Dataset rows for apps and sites
━━━━━━━━━━━━━━━━━━━━━━━━━━━━━━

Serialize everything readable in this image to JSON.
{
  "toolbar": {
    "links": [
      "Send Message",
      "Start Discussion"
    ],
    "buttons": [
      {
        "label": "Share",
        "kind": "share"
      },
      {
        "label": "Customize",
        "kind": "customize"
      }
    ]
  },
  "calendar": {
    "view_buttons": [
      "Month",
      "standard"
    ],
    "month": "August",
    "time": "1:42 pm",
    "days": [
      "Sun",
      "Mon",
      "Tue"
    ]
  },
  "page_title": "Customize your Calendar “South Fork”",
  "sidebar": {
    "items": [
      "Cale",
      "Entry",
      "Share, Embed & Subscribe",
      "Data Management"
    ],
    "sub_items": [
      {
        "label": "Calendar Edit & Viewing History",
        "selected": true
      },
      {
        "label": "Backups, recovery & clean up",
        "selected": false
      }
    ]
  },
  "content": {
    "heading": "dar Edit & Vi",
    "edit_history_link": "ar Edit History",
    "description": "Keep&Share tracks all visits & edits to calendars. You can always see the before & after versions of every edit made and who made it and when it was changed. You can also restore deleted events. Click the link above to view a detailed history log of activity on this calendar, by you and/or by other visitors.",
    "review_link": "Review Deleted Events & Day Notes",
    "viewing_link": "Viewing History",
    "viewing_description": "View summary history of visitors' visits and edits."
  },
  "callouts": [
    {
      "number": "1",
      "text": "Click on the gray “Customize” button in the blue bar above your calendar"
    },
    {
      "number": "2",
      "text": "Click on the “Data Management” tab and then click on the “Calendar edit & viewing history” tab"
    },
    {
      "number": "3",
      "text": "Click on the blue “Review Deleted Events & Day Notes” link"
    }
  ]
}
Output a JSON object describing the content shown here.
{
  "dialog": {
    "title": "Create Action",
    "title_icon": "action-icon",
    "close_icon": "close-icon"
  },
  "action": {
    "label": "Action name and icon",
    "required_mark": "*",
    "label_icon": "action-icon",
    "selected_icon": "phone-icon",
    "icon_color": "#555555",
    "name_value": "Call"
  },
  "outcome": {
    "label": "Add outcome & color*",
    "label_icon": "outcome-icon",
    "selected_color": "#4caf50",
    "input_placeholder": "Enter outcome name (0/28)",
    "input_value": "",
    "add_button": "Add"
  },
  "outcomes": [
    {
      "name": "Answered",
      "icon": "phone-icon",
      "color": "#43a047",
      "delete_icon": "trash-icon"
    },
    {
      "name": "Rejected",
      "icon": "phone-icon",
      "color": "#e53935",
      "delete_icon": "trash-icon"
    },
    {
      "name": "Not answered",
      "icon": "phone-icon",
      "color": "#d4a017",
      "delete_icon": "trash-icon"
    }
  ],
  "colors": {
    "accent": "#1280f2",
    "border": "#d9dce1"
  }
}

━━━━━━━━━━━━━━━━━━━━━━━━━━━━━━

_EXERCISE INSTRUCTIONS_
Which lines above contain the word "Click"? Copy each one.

_RESULT OF THE EXERCISE_
    "description": "Keep&Share tracks all visits & edits to calendars. You can always see the before & after versions of every edit made and who made it and when it was changed. You can also restore deleted events. Click the link above to view a detailed history log of activity on this calendar, by you and/or by other visitors.",
      "text": "Click on the gray “Customize” button in the blue bar above your calendar"
      "text": "Click on the “Data Management” tab and then click on the “Calendar edit & viewing history” tab"
      "text": "Click on the blue “Review Deleted Events & Day Notes” link"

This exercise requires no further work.